### WHAT IS EXPECTED
Write an exact copy of the entries below that leaves out all pictures.

### GIVEN ENTRIES
= Beginning of Section =

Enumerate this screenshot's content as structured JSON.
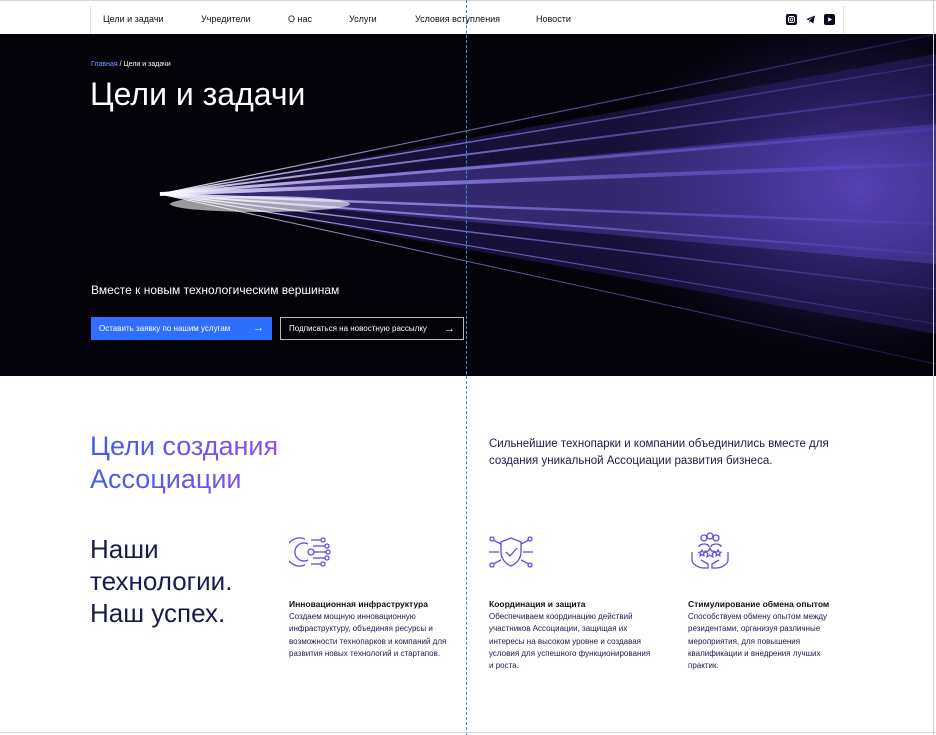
{
  "nav": {
    "links": [
      "Цели и задачи",
      "Учредители",
      "О нас",
      "Услуги",
      "Условия вступления",
      "Новости"
    ],
    "social": [
      "instagram-icon",
      "telegram-icon",
      "youtube-icon"
    ]
  },
  "hero": {
    "breadcrumb_home": "Главная",
    "breadcrumb_sep": " / ",
    "breadcrumb_current": "Цели и задачи",
    "title": "Цели и задачи",
    "subtitle": "Вместе к новым технологическим вершинам",
    "btn_primary": "Оставить заявку по нашим услугам",
    "btn_secondary": "Подписаться на новостную рассылку",
    "arrow": "→"
  },
  "goals": {
    "title_line1": "Цели создания",
    "title_line2": "Ассоциации",
    "intro": "Сильнейшие технопарки и компании объединились вместе для создания уникальной Ассоциации развития бизнеса.",
    "slogan_line1": "Наши",
    "slogan_line2": "технологии.",
    "slogan_line3": "Наш успех."
  },
  "features": [
    {
      "icon": "infrastructure-icon",
      "title": "Инновационная инфраструктура",
      "text": "Создаем мощную инновационную инфраструктуру, объединяя ресурсы и возможности технопарков и компаний для развития новых технологий и стартапов."
    },
    {
      "icon": "shield-check-icon",
      "title": "Координация и защита",
      "text": "Обеспечиваем координацию действий участников Ассоциации, защищая их интересы на высоком уровне и создавая условия для успешного функционирования и роста."
    },
    {
      "icon": "community-hands-icon",
      "title": "Стимулирование обмена опытом",
      "text": "Способствуем обмену опытом между резидентами, организуя различные мероприятия, для повышения квалификации и внедрения лучших практик."
    }
  ],
  "colors": {
    "accent": "#2f6fff",
    "title_gradient_start": "#3f5ce8",
    "title_gradient_end": "#8d4ff0",
    "text_dark": "#1a1a4d"
  }
}
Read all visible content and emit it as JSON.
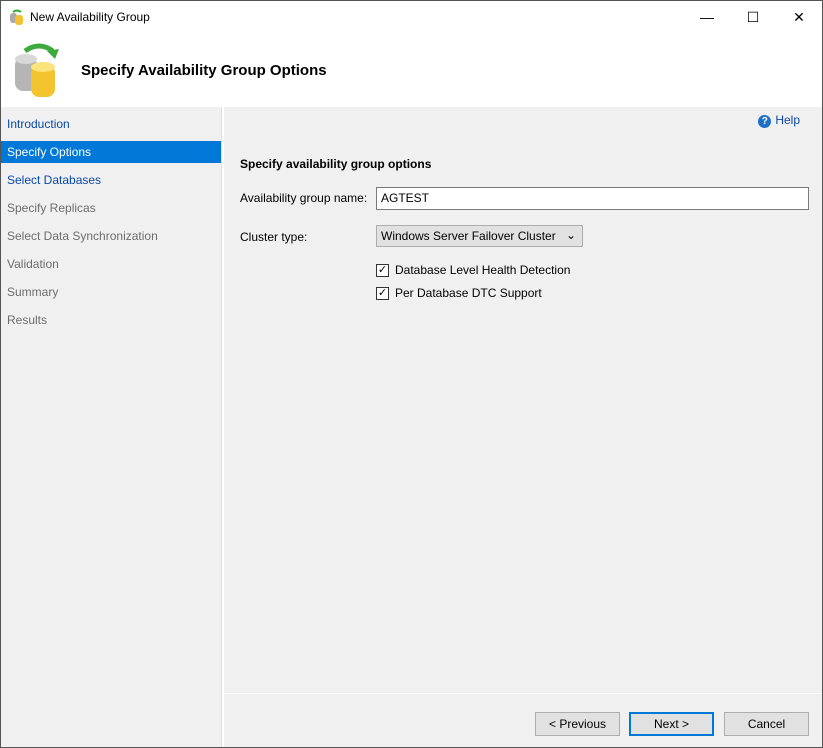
{
  "window": {
    "title": "New Availability Group",
    "minimize": "—",
    "maximize": "☐",
    "close": "✕"
  },
  "header": {
    "title": "Specify Availability Group Options"
  },
  "sidebar": {
    "items": [
      {
        "label": "Introduction",
        "state": "link"
      },
      {
        "label": "Specify Options",
        "state": "selected"
      },
      {
        "label": "Select Databases",
        "state": "link"
      },
      {
        "label": "Specify Replicas",
        "state": "disabled"
      },
      {
        "label": "Select Data Synchronization",
        "state": "disabled"
      },
      {
        "label": "Validation",
        "state": "disabled"
      },
      {
        "label": "Summary",
        "state": "disabled"
      },
      {
        "label": "Results",
        "state": "disabled"
      }
    ]
  },
  "main": {
    "help": "Help",
    "section_title": "Specify availability group options",
    "name_label": "Availability group name:",
    "name_value": "AGTEST",
    "cluster_label": "Cluster type:",
    "cluster_value": "Windows Server Failover Cluster",
    "checkboxes": [
      {
        "label": "Database Level Health Detection",
        "checked": true
      },
      {
        "label": "Per Database DTC Support",
        "checked": true
      }
    ]
  },
  "buttons": {
    "previous": "< Previous",
    "next": "Next >",
    "cancel": "Cancel"
  }
}
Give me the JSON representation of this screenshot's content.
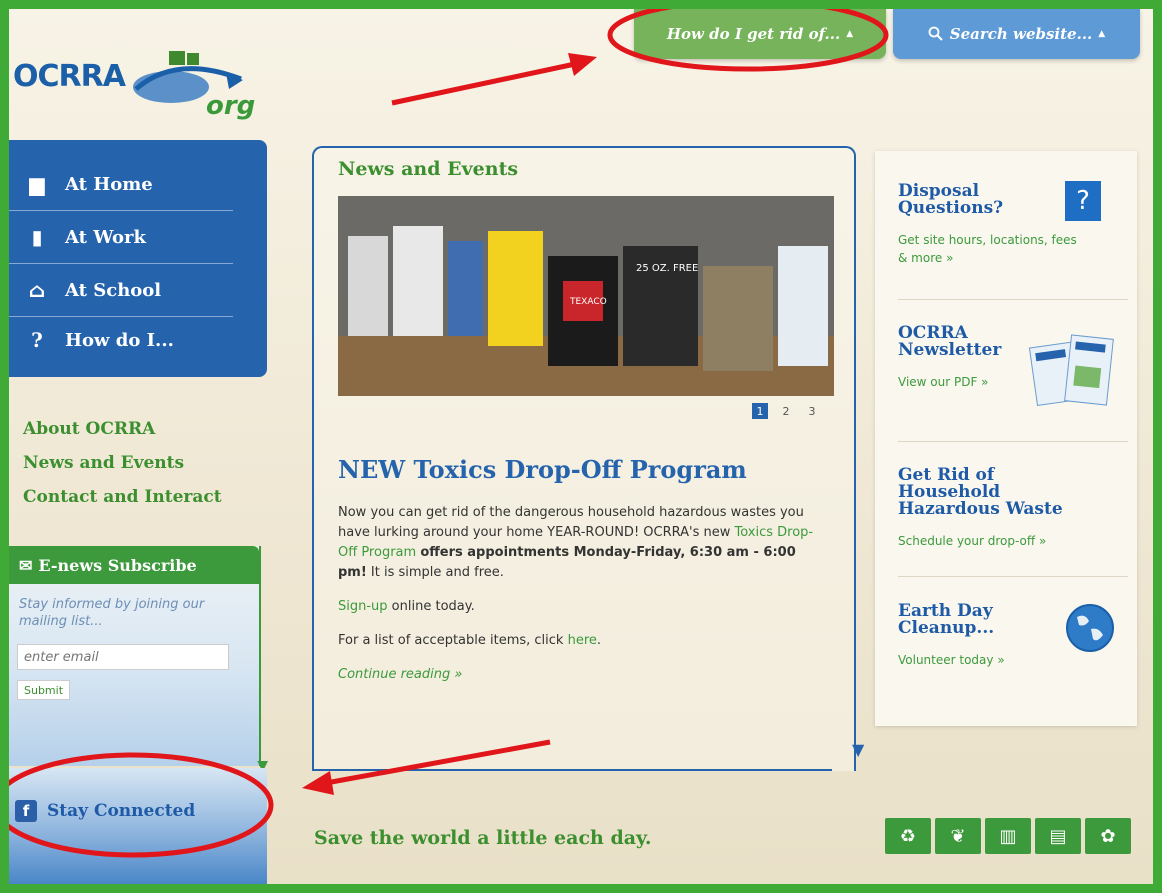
{
  "logo": {
    "main": "OCRRA",
    "suffix": "org"
  },
  "top_buttons": {
    "how_do_i": "How do I get rid of...",
    "search": "Search website..."
  },
  "nav": {
    "items": [
      {
        "label": "At Home",
        "icon": "house-icon"
      },
      {
        "label": "At Work",
        "icon": "building-icon"
      },
      {
        "label": "At School",
        "icon": "school-icon"
      },
      {
        "label": "How do I...",
        "icon": "question-icon"
      }
    ]
  },
  "sub_links": [
    "About OCRRA",
    "News and Events",
    "Contact and Interact"
  ],
  "enews": {
    "title": "E-news Subscribe",
    "text": "Stay informed by joining our mailing list...",
    "placeholder": "enter email",
    "submit": "Submit"
  },
  "connect": {
    "label": "Stay Connected"
  },
  "news": {
    "heading": "News and Events",
    "pages": [
      "1",
      "2",
      "3"
    ],
    "active_page": "1",
    "title": "NEW Toxics Drop-Off Program",
    "body_1": "Now you can get rid of the dangerous household hazardous wastes you have lurking around your home YEAR-ROUND! OCRRA's new ",
    "body_link": "Toxics Drop-Off Program",
    "body_bold": "offers appointments Monday-Friday, 6:30 am - 6:00 pm!",
    "body_2": " It is simple and free.",
    "signup_link": "Sign-up",
    "signup_text": " online today.",
    "list_text": "For a list of acceptable items, click ",
    "here_link": "here",
    "list_end": ".",
    "more": "Continue reading »",
    "image_labels": [
      "25 OZ. FREE",
      "TEXACO"
    ]
  },
  "right": {
    "cards": [
      {
        "title": "Disposal Questions?",
        "link": "Get site hours, locations, fees & more »"
      },
      {
        "title": "OCRRA Newsletter",
        "link": "View our PDF »"
      },
      {
        "title": "Get Rid of Household Hazardous Waste",
        "link": "Schedule your drop-off »"
      },
      {
        "title": "Earth Day Cleanup...",
        "link": "Volunteer today »"
      }
    ],
    "question_mark": "?"
  },
  "footer": {
    "tagline": "Save the world a little each day.",
    "icons": [
      "recycle-icon",
      "leaf-icon",
      "trash-icon",
      "compost-icon",
      "yard-icon"
    ]
  },
  "colors": {
    "green": "#3faa35",
    "blue": "#2563ad",
    "annotation": "#e0161b"
  }
}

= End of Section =

### RESPONSE TO THIS TASK
Enumerate this screenshot's content as structured JSON.
{
  "nav": {
    "links": [
      "Цели и задачи",
      "Учредители",
      "О нас",
      "Услуги",
      "Условия вступления",
      "Новости"
    ],
    "social": [
      "instagram-icon",
      "telegram-icon",
      "youtube-icon"
    ]
  },
  "hero": {
    "breadcrumb_home": "Главная",
    "breadcrumb_sep": " / ",
    "breadcrumb_current": "Цели и задачи",
    "title": "Цели и задачи",
    "subtitle": "Вместе к новым технологическим вершинам",
    "btn_primary": "Оставить заявку по нашим услугам",
    "btn_secondary": "Подписаться на новостную рассылку",
    "arrow": "→"
  },
  "goals": {
    "title_line1": "Цели создания",
    "title_line2": "Ассоциации",
    "intro": "Сильнейшие технопарки и компании объединились вместе для создания уникальной Ассоциации развития бизнеса.",
    "slogan_line1": "Наши",
    "slogan_line2": "технологии.",
    "slogan_line3": "Наш успех."
  },
  "features": [
    {
      "icon": "infrastructure-icon",
      "title": "Инновационная инфраструктура",
      "text": "Создаем мощную инновационную инфраструктуру, объединяя ресурсы и возможности технопарков и компаний для развития новых технологий и стартапов."
    },
    {
      "icon": "shield-check-icon",
      "title": "Координация и защита",
      "text": "Обеспечиваем координацию действий участников Ассоциации, защищая их интересы на высоком уровне и создавая условия для успешного функционирования и роста."
    },
    {
      "icon": "community-hands-icon",
      "title": "Стимулирование обмена опытом",
      "text": "Способствуем обмену опытом между резидентами, организуя различные мероприятия, для повышения квалификации и внедрения лучших практик."
    }
  ],
  "colors": {
    "accent": "#2f6fff",
    "title_gradient_start": "#3f5ce8",
    "title_gradient_end": "#8d4ff0",
    "text_dark": "#1a1a4d"
  }
}
Read all visible content and emit it as JSON.
{
  "window": {
    "title": "New Availability Group",
    "minimize": "—",
    "maximize": "☐",
    "close": "✕"
  },
  "header": {
    "title": "Specify Availability Group Options"
  },
  "sidebar": {
    "items": [
      {
        "label": "Introduction",
        "state": "link"
      },
      {
        "label": "Specify Options",
        "state": "selected"
      },
      {
        "label": "Select Databases",
        "state": "link"
      },
      {
        "label": "Specify Replicas",
        "state": "disabled"
      },
      {
        "label": "Select Data Synchronization",
        "state": "disabled"
      },
      {
        "label": "Validation",
        "state": "disabled"
      },
      {
        "label": "Summary",
        "state": "disabled"
      },
      {
        "label": "Results",
        "state": "disabled"
      }
    ]
  },
  "main": {
    "help": "Help",
    "section_title": "Specify availability group options",
    "name_label": "Availability group name:",
    "name_value": "AGTEST",
    "cluster_label": "Cluster type:",
    "cluster_value": "Windows Server Failover Cluster",
    "checkboxes": [
      {
        "label": "Database Level Health Detection",
        "checked": true
      },
      {
        "label": "Per Database DTC Support",
        "checked": true
      }
    ]
  },
  "buttons": {
    "previous": "< Previous",
    "next": "Next >",
    "cancel": "Cancel"
  }
}
Give me the JSON representation of this screenshot's content.
{
  "logo": {
    "main": "OCRRA",
    "suffix": "org"
  },
  "top_buttons": {
    "how_do_i": "How do I get rid of...",
    "search": "Search website..."
  },
  "nav": {
    "items": [
      {
        "label": "At Home",
        "icon": "house-icon"
      },
      {
        "label": "At Work",
        "icon": "building-icon"
      },
      {
        "label": "At School",
        "icon": "school-icon"
      },
      {
        "label": "How do I...",
        "icon": "question-icon"
      }
    ]
  },
  "sub_links": [
    "About OCRRA",
    "News and Events",
    "Contact and Interact"
  ],
  "enews": {
    "title": "E-news Subscribe",
    "text": "Stay informed by joining our mailing list...",
    "placeholder": "enter email",
    "submit": "Submit"
  },
  "connect": {
    "label": "Stay Connected"
  },
  "news": {
    "heading": "News and Events",
    "pages": [
      "1",
      "2",
      "3"
    ],
    "active_page": "1",
    "title": "NEW Toxics Drop-Off Program",
    "body_1": "Now you can get rid of the dangerous household hazardous wastes you have lurking around your home YEAR-ROUND! OCRRA's new ",
    "body_link": "Toxics Drop-Off Program",
    "body_bold": "offers appointments Monday-Friday, 6:30 am - 6:00 pm!",
    "body_2": " It is simple and free.",
    "signup_link": "Sign-up",
    "signup_text": " online today.",
    "list_text": "For a list of acceptable items, click ",
    "here_link": "here",
    "list_end": ".",
    "more": "Continue reading »",
    "image_labels": [
      "25 OZ. FREE",
      "TEXACO"
    ]
  },
  "right": {
    "cards": [
      {
        "title": "Disposal Questions?",
        "link": "Get site hours, locations, fees & more »"
      },
      {
        "title": "OCRRA Newsletter",
        "link": "View our PDF »"
      },
      {
        "title": "Get Rid of Household Hazardous Waste",
        "link": "Schedule your drop-off »"
      },
      {
        "title": "Earth Day Cleanup...",
        "link": "Volunteer today »"
      }
    ],
    "question_mark": "?"
  },
  "footer": {
    "tagline": "Save the world a little each day.",
    "icons": [
      "recycle-icon",
      "leaf-icon",
      "trash-icon",
      "compost-icon",
      "yard-icon"
    ]
  },
  "colors": {
    "green": "#3faa35",
    "blue": "#2563ad",
    "annotation": "#e0161b"
  }
}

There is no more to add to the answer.